Every record needs to be set down again without a single difference.

»»

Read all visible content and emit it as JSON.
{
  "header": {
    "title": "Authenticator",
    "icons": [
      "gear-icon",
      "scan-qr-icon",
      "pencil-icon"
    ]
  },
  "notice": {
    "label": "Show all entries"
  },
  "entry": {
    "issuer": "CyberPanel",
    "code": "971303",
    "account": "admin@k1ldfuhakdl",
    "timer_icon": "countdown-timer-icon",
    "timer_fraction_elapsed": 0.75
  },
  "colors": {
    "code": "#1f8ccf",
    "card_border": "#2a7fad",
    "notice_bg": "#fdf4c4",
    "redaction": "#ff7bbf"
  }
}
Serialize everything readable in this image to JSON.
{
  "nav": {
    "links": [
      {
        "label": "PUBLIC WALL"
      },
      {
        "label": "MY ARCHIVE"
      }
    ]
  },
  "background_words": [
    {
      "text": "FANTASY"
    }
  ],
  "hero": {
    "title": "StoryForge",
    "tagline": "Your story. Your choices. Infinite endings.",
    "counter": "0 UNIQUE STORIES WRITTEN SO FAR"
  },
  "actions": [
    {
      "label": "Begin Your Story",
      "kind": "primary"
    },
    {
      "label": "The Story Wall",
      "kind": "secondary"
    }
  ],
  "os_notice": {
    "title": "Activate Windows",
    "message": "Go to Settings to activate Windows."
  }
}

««

▶ **SOLUTION BELOW**
Read all visible content and emit it as JSON.
{
  "header": {
    "title": "Authenticator",
    "icons": [
      "gear-icon",
      "scan-qr-icon",
      "pencil-icon"
    ]
  },
  "notice": {
    "label": "Show all entries"
  },
  "entry": {
    "issuer": "CyberPanel",
    "code": "971303",
    "account": "admin@k1ldfuhakdl",
    "timer_icon": "countdown-timer-icon",
    "timer_fraction_elapsed": 0.75
  },
  "colors": {
    "code": "#1f8ccf",
    "card_border": "#2a7fad",
    "notice_bg": "#fdf4c4",
    "redaction": "#ff7bbf"
  }
}
Serialize everything readable in this image to JSON.
{
  "nav": {
    "links": [
      {
        "label": "PUBLIC WALL"
      },
      {
        "label": "MY ARCHIVE"
      }
    ]
  },
  "background_words": [
    {
      "text": "FANTASY"
    }
  ],
  "hero": {
    "title": "StoryForge",
    "tagline": "Your story. Your choices. Infinite endings.",
    "counter": "0 UNIQUE STORIES WRITTEN SO FAR"
  },
  "actions": [
    {
      "label": "Begin Your Story",
      "kind": "primary"
    },
    {
      "label": "The Story Wall",
      "kind": "secondary"
    }
  ],
  "os_notice": {
    "title": "Activate Windows",
    "message": "Go to Settings to activate Windows."
  }
}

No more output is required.